The Supreme Court on Monday sided with the evangelical owners of Hobby Lobby Stores Inc., ruling 5-4 that the arts-and-crafts chain does not have to offer insurance for types of birth control that conflict with company owners’ religious beliefs.

Beyond the specifics of the Hobby Lobby case before them, the justices broke new legal ground by affirming that corporations, not just individual Americans or religious non-profits, may claim religious rights.

Does Monday’s decision mean, however, that the religious beliefs of business owners stand paramount? That they are more important than a female employee’s right to choose from the full array of birth control methods she is promised under the Affordable Care Act? Or that a business owner may invoke his religious rights to deny service to a gay couple?

Not necessarily, legal experts say.


SCOTUS Rules in Favor of Hobby Lobby

Hobby Lobby in Mansfield, Ohio. by Nicholas Eckhart, Flickr.com
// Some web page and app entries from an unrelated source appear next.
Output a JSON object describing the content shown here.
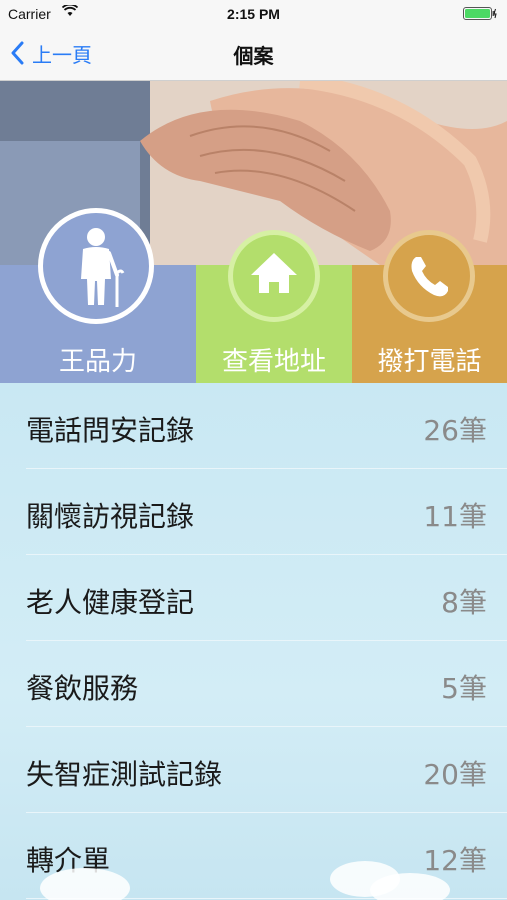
{
  "status_bar": {
    "carrier": "Carrier",
    "time": "2:15 PM"
  },
  "nav": {
    "back_label": "上一頁",
    "title": "個案"
  },
  "actions": {
    "person_name": "王品力",
    "address_label": "查看地址",
    "call_label": "撥打電話"
  },
  "records": [
    {
      "label": "電話問安記錄",
      "count": "26筆"
    },
    {
      "label": "關懷訪視記錄",
      "count": "11筆"
    },
    {
      "label": "老人健康登記",
      "count": "8筆"
    },
    {
      "label": "餐飲服務",
      "count": "5筆"
    },
    {
      "label": "失智症測試記錄",
      "count": "20筆"
    },
    {
      "label": "轉介單",
      "count": "12筆"
    }
  ],
  "colors": {
    "accent": "#2a7cf6",
    "person_tile": "#8ea3d2",
    "address_tile": "#b3de6c",
    "call_tile": "#d6a34c",
    "list_background": "#c9e8f3"
  },
  "icons": [
    "wifi-icon",
    "battery-icon",
    "back-chevron-icon",
    "elderly-person-icon",
    "home-icon",
    "phone-icon"
  ]
}
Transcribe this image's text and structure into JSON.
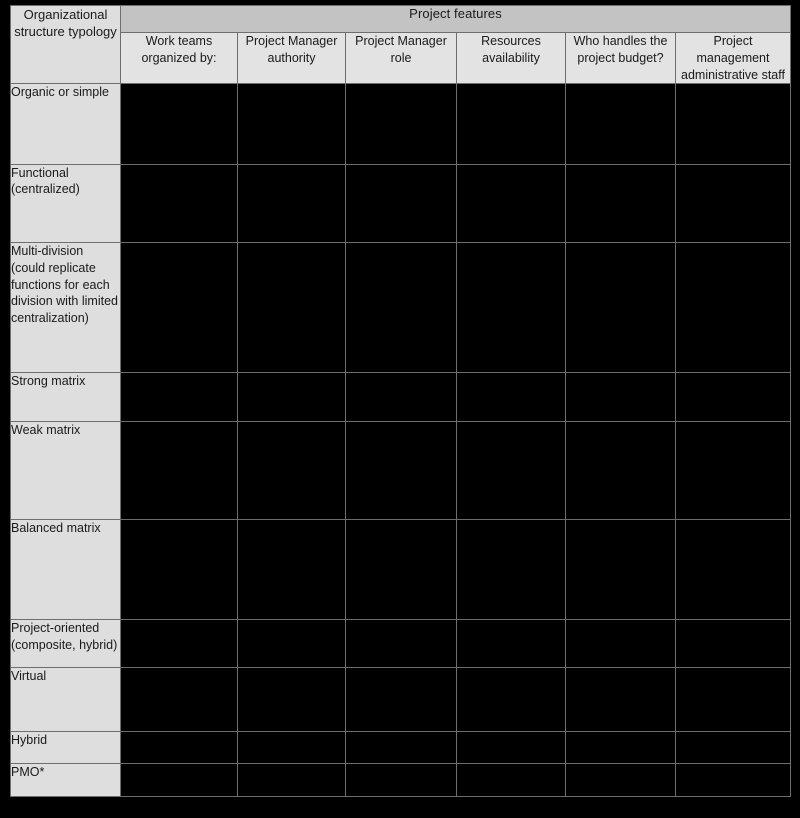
{
  "table": {
    "corner_header": "Organizational structure typology",
    "band_header": "Project features",
    "feature_columns": [
      {
        "label": "Work teams organized by:"
      },
      {
        "label": "Project Manager authority"
      },
      {
        "label": "Project Manager role"
      },
      {
        "label": "Resources availability"
      },
      {
        "label": "Who handles the project budget?"
      },
      {
        "label": "Project management administrative staff"
      }
    ],
    "rows": [
      {
        "label": "Organic or simple"
      },
      {
        "label": "Functional (centralized)"
      },
      {
        "label": "Multi-division (could replicate functions for each division with limited centralization)"
      },
      {
        "label": "Strong matrix"
      },
      {
        "label": "Weak matrix"
      },
      {
        "label": "Balanced matrix"
      },
      {
        "label": "Project-oriented (composite, hybrid)"
      },
      {
        "label": "Virtual"
      },
      {
        "label": "Hybrid"
      },
      {
        "label": "PMO*"
      }
    ],
    "colors": {
      "page_background": "#000000",
      "band_header_fill": "#c3c3c3",
      "sub_header_fill": "#e3e3e3",
      "row_header_fill": "#dedede",
      "cell_fill": "#000000",
      "grid_line": "#6e6e6e",
      "text": "#1a1a1a"
    }
  }
}
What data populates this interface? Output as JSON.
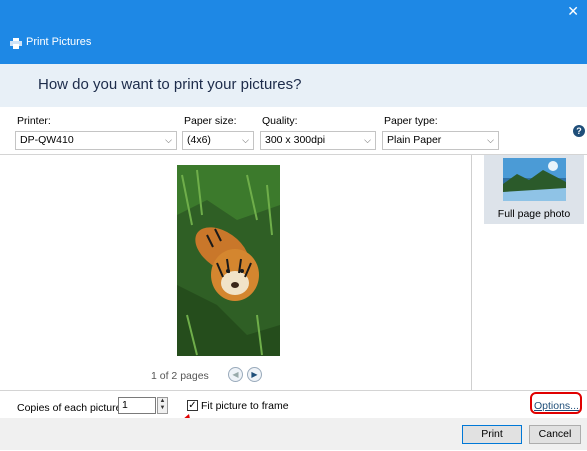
{
  "window": {
    "title": "Print Pictures",
    "close_glyph": "✕"
  },
  "header": {
    "question": "How do you want to print your pictures?"
  },
  "printer": {
    "label": "Printer:",
    "value": "DP-QW410"
  },
  "paper_size": {
    "label": "Paper size:",
    "value": "(4x6)"
  },
  "quality": {
    "label": "Quality:",
    "value": "300 x 300dpi"
  },
  "paper_type": {
    "label": "Paper type:",
    "value": "Plain Paper"
  },
  "chevron": "⌵",
  "help": {
    "glyph": "?"
  },
  "preview": {
    "page_text": "1 of 2 pages",
    "prev_glyph": "◀",
    "next_glyph": "▶"
  },
  "layout": {
    "caption": "Full page photo"
  },
  "copies": {
    "label": "Copies of each picture:",
    "value": "1"
  },
  "spinner": {
    "up": "▲",
    "down": "▼"
  },
  "fit": {
    "label": "Fit picture to frame",
    "check": "✓"
  },
  "options": {
    "label": "Options..."
  },
  "buttons": {
    "print": "Print",
    "cancel": "Cancel"
  },
  "colors": {
    "titlebar": "#1e88e5",
    "header_bg": "#e8f0f7",
    "annotation_red": "#e00000"
  }
}
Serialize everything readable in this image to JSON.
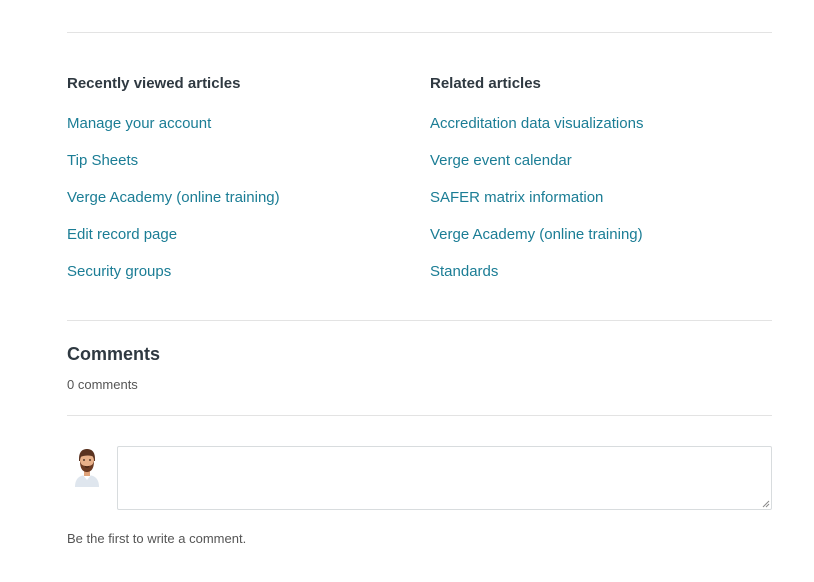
{
  "recently_viewed": {
    "heading": "Recently viewed articles",
    "items": [
      {
        "label": "Manage your account"
      },
      {
        "label": "Tip Sheets"
      },
      {
        "label": "Verge Academy (online training)"
      },
      {
        "label": "Edit record page"
      },
      {
        "label": "Security groups"
      }
    ]
  },
  "related": {
    "heading": "Related articles",
    "items": [
      {
        "label": "Accreditation data visualizations"
      },
      {
        "label": "Verge event calendar"
      },
      {
        "label": "SAFER matrix information"
      },
      {
        "label": "Verge Academy (online training)"
      },
      {
        "label": "Standards"
      }
    ]
  },
  "comments": {
    "title": "Comments",
    "count": "0 comments",
    "input_value": "",
    "empty_message": "Be the first to write a comment."
  },
  "colors": {
    "link": "#1b7d95",
    "heading": "#2f3941",
    "divider": "#e3e3e3"
  },
  "icons": {
    "avatar": "user-avatar-icon"
  }
}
Hobby Lobby in Mansfield, Ohio. by Nicholas Eckhart, Flickr.com

Closely held corporations cannot be compelled to pay for contraception coverage, the Supreme Court ruled Monday in its highly anticipated Burwell v. Hobby Lobby Stores case. The "contraceptive mandate" in the federal health care law was challenged under the Religious Freedom Restoration Act, which requires that the government show that a law doesn't "substantially burden" religious exercise.

According to SCOTUSBlog, the Court ruled that the government "has failed to show that the mandate is the least restrictive means of advancing its interest in guaranteeing cost-free access to birth control."

But the decision is applicable only to the contraceptive mandate, and does not apply to other health care mandates.

From Washington Post :

The justices’ 5-4 decision Monday is the first time that the high court has ruled that profit-seeking businesses can hold religious views under federal law. And it means the Obama administration must search for a different way of providing free contraception to women who are covered under objecting companies’ health insurance plans.

Hobby Lobby is an evangelical family-owned chain, and CEO David Green says that the Affordable Care Act infringed upon the family's religious freedom by compelling them to pay for certain contraceptives the family considers to be abortifacients, such as versions of the morning-after pill and IUDs.

Justices Ginsberg, Sotomayor, Breyer, and Kagan dissented.

Read the decision HERE.